Task data:
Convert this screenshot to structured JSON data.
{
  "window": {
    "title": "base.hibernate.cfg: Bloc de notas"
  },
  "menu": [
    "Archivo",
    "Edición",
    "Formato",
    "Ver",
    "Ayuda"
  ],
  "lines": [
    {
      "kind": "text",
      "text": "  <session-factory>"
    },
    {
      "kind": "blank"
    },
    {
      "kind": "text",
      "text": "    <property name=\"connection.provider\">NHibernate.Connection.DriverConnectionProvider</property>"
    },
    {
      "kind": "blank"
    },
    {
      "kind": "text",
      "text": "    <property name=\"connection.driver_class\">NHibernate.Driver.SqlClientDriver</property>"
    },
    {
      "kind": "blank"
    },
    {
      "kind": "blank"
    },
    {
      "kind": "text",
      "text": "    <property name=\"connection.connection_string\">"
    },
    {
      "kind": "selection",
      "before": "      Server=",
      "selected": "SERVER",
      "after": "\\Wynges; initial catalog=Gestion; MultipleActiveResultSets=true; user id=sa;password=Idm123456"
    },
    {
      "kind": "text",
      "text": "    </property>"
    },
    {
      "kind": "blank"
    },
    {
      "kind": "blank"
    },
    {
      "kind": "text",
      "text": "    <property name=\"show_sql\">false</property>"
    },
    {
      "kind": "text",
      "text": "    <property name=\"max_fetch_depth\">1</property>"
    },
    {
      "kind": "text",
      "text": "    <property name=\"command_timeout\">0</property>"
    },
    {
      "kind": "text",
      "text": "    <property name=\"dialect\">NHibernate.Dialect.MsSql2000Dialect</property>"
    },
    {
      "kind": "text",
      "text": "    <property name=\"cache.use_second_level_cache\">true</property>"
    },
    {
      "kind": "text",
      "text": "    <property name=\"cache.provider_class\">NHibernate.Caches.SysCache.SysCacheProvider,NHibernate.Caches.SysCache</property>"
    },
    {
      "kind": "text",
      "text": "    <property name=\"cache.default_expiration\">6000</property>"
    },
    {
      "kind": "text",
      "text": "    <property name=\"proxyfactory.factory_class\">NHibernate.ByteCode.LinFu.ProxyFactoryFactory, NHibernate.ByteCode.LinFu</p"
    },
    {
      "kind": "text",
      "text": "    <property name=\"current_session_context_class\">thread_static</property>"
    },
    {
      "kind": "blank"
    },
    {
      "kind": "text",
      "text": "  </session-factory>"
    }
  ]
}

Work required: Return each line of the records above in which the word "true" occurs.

Response box:
      "after": "\\Wynges; initial catalog=Gestion; MultipleActiveResultSets=true; user id=sa;password=Idm123456"
      "text": "    <property name=\"cache.use_second_level_cache\">true</property>"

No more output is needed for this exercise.